What is a derivative?
A derivative is a financial instrument that derives its value from an underlying asset. That is pretty easy to understand. For example, the value of an ES contract is valued based upon the price of the cash market S&P index. There is a multitude of derivative contracts out there and to understand the universe of these contracts could easily take a lengthy book to explain. We will stick with the basics.
Institutional traders are the largest consumer of these products and they generally utilize them to hedge against loss in a cash position they hold. This is called hedging. On the other hand, smaller day traders usually fall under the category of speculative derivative traders. Speculative traders generally try to buy or sell these contracts at a price where they believe the market will move up or down and realize a profit or loss by short-term trades to take advantage of the volatile nature of these instruments.
How do derivatives work?
These contracts are traded in a zero-sum setting. For every trader that purchases an e-mini contract, there is a party who is willing to sell at the same price. The primary concept to understand here is that for every winner there is a corresponding losing trader. This is the basic trading model to understand when trading futures. There are no unmatched trades like buying and selling on the NYSE. It is not unusual to see a major market move stall because the supply of either buyers or sellers dries up and the futures market comes, at least temporarily, to a screeching halt. There are derivatives on just about every commodity that you can imagine from corn to weather futures. (that particular future still baffles me)
What is the risk in futures?
There are several risks involved in trading derivative contracts, which as I said prior includes futures contracts. Volatility is the primary concern for small traders as futures contracts are highly leveraged and without proper money management you can blow a wad of cash before you can say “boo.” Further, the problem in the financial meltdown that started in 2007 was counter-party risk.

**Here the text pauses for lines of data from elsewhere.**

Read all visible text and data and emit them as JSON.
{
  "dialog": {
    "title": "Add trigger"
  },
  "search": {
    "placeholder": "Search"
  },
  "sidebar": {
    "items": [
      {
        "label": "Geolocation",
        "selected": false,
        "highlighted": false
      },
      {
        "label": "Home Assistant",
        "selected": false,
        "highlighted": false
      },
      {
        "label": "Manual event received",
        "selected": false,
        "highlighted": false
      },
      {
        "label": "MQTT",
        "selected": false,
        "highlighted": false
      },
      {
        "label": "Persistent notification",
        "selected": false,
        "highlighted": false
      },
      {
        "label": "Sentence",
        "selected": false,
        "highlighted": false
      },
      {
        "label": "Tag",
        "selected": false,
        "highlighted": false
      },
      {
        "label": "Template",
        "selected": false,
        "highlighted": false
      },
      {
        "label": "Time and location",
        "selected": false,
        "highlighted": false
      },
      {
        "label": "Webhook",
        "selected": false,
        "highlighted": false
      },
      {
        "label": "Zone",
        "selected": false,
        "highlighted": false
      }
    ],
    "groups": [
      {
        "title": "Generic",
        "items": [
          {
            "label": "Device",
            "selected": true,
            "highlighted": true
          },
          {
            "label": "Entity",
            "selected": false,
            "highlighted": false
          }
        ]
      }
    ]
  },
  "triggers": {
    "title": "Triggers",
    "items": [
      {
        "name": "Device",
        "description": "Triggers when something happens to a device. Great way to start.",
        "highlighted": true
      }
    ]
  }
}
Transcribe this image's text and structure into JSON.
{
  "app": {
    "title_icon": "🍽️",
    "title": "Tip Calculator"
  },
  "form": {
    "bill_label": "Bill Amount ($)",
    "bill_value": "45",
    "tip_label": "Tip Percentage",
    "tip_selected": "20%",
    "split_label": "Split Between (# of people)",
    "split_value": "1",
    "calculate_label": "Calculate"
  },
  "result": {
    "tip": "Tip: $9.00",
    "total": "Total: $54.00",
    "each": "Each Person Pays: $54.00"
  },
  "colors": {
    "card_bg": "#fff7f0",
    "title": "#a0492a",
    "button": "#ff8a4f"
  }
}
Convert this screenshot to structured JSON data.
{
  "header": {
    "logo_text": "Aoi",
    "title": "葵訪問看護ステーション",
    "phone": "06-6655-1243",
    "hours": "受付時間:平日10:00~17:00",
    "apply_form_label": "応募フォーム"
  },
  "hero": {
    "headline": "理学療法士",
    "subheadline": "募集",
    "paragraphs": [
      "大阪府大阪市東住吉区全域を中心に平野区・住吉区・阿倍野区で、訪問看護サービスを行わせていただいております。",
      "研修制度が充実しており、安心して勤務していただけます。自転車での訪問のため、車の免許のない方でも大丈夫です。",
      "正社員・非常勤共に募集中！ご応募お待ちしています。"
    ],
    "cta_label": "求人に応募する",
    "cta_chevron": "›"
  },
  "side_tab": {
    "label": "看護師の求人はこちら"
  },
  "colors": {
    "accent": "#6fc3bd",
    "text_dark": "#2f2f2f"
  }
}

If you buy a futures contract you have to have reasonable assurance that the seller can hold up his end of the bargain. This is called counterparty risk and was the crux of the problems in the last market crash; the investment banks had insufficient reserves to cover the commitments they made via credit default swaps and forward contracts.
In summary, derivatives are used to hedge and speculate. They provide needed liquidity in financial markets but that must be counterbalanced with the above average risk associated with them. They are a blast to trade, but careful preparation is needed to trade derivates successfully. As always, best of luck in your trading.